The dark secret of Thailand’s child brides

The legal loophole has also created what Thai children’s rights activist Anchana Heemmina described as the “big business of cross-border marriage” – Malaysian men crossing into southern Thailand to easily engage in underage or polygamous marriages for which getting approval in Malaysia would be impossible or a very lengthy process.
Mohammad Lazim runs one such business, helping arrange cross-border marriages for Malaysian men. He works with more than 50 bridegrooms a year, mainly wanting a second or third wife – but insists never with underage brides. He says that his business is tiny compared with some.

“People come from all over Malaysia to do this,” he said. “Business is booming: instead of applying to a sharia court in Malaysia and answering all their difficult questions – a process that takes sometimes a year – the shortcut is to come to Thailand. Here there is no law.”

The practice is also particularly lucrative for imams practising on the Thai side of the Golok river, who charge four times as much to conduct a marriage for a visiting Malaysian as they do for people from their own community. In Malaysia, Che Abdul Karim would have found it difficult or impossible to obtain permission to marry Ayu; in Thailand, he simply paid the imam 4,500 baht (£105), and it was done. He has since been fined 1,800 Ringgit (£340) in a sharia court in Malaysia after pleading guilty to polygamy and conducting the marriage without the court’s permission.

Wannakanok Pohitaedaoh was forced into a violent marriage when young and now runs Luk Riang, a children’s shelter in Narathiwat. She said: “The biggest problem with child marriage in Thailand is that nobody wants to talk about it – not the Islamic Council, not the imams and not the government. It has always been swept under the rug, and that’s where they want it to stay.”
Her opposition is deeply personal. Wannakanok, now 34, was just 13 when she was forced into marriage by her parents and says the experience “haunts my soul to this day”.

“When he asked me to have sexual intercourse, I wasn’t ready for it. I didn’t even know really what that meant, so I refused, and then he raped me,” she said, sobbing at the memory. “He was very violent and every time he wanted to have intercourse, he would use violence. We were living at home, and my parents would hear me screaming.
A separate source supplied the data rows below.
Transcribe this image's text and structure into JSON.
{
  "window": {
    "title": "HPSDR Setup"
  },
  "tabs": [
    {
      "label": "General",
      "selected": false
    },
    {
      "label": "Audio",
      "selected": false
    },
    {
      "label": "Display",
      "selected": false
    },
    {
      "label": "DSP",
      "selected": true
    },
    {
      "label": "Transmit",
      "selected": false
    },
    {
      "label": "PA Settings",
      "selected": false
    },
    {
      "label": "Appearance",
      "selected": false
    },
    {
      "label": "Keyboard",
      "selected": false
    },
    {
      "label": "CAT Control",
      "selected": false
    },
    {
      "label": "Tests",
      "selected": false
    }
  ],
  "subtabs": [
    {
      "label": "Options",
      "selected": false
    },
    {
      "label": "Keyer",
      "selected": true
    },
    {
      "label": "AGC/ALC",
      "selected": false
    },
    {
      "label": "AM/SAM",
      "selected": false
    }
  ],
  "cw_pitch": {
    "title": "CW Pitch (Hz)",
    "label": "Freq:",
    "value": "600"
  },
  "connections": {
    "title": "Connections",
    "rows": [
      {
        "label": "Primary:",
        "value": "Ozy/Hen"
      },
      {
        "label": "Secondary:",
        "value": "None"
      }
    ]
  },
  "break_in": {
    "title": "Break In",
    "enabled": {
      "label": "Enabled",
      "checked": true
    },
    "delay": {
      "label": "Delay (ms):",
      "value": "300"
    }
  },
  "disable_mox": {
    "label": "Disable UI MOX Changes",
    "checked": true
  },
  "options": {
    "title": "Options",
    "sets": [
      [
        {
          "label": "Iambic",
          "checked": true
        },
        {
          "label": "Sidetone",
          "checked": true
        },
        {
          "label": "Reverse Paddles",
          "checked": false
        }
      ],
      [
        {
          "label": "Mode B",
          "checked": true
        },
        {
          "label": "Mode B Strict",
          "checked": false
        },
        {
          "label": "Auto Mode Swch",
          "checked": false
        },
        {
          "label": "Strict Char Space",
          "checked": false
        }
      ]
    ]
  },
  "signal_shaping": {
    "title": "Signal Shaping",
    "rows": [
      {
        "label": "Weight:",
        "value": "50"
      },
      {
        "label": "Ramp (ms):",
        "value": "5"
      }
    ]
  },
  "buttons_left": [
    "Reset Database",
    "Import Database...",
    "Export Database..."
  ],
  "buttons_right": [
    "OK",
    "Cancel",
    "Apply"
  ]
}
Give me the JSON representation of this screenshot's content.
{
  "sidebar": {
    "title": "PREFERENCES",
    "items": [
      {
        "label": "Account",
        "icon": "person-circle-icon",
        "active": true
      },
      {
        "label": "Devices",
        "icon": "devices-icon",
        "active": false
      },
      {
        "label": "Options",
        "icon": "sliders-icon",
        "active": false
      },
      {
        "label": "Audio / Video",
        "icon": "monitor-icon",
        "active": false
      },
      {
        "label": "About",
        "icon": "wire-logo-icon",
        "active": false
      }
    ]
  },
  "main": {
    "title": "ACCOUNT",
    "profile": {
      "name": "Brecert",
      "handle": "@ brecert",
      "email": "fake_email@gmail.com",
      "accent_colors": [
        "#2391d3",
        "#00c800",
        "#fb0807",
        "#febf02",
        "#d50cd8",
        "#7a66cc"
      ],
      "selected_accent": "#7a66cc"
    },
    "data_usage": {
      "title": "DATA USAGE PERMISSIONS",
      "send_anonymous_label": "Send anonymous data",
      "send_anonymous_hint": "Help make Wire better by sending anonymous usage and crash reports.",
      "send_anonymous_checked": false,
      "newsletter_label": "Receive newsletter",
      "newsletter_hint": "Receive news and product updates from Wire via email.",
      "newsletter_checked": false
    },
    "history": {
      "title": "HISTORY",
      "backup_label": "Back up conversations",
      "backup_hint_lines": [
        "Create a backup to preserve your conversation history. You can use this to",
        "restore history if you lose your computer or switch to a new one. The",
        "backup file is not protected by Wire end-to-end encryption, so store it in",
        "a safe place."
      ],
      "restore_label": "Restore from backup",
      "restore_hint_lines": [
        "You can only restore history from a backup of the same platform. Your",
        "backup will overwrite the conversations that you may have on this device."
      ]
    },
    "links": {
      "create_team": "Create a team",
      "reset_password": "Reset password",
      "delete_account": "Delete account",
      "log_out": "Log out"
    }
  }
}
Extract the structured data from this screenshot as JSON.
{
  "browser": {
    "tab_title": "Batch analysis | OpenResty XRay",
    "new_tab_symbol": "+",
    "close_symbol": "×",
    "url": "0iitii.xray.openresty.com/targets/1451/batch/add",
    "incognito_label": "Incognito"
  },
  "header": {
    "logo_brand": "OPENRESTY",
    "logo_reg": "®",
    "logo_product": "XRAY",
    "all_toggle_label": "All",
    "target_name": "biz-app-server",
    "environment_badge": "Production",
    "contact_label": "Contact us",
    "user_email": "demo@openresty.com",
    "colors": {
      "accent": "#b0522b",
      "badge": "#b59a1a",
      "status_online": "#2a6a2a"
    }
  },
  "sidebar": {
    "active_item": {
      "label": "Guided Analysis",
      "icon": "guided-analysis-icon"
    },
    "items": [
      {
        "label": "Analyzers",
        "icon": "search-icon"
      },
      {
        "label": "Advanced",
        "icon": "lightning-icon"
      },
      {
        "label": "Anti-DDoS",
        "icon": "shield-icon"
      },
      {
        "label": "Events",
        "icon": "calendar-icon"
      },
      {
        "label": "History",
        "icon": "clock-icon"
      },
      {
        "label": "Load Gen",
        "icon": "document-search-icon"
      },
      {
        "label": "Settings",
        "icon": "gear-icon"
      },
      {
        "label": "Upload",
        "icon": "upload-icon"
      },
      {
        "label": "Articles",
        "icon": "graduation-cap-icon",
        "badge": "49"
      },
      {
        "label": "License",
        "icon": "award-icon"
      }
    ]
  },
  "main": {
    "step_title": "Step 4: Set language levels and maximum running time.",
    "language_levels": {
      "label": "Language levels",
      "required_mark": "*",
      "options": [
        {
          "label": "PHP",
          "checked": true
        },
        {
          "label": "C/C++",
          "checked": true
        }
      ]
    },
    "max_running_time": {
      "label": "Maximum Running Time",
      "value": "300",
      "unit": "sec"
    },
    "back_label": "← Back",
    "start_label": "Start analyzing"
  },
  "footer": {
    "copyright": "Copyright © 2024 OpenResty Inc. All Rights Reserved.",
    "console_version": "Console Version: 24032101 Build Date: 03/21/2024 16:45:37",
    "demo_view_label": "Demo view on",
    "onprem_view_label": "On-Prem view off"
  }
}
“And it was the same for so many of my friends. Many of my friends who were 12 or 13 had been married to men who were a lot older than them, maybe in their 30s or 40s. But the girls were young like me and didn’t want sex, so violence was very common. We had no idea about sex at that age.”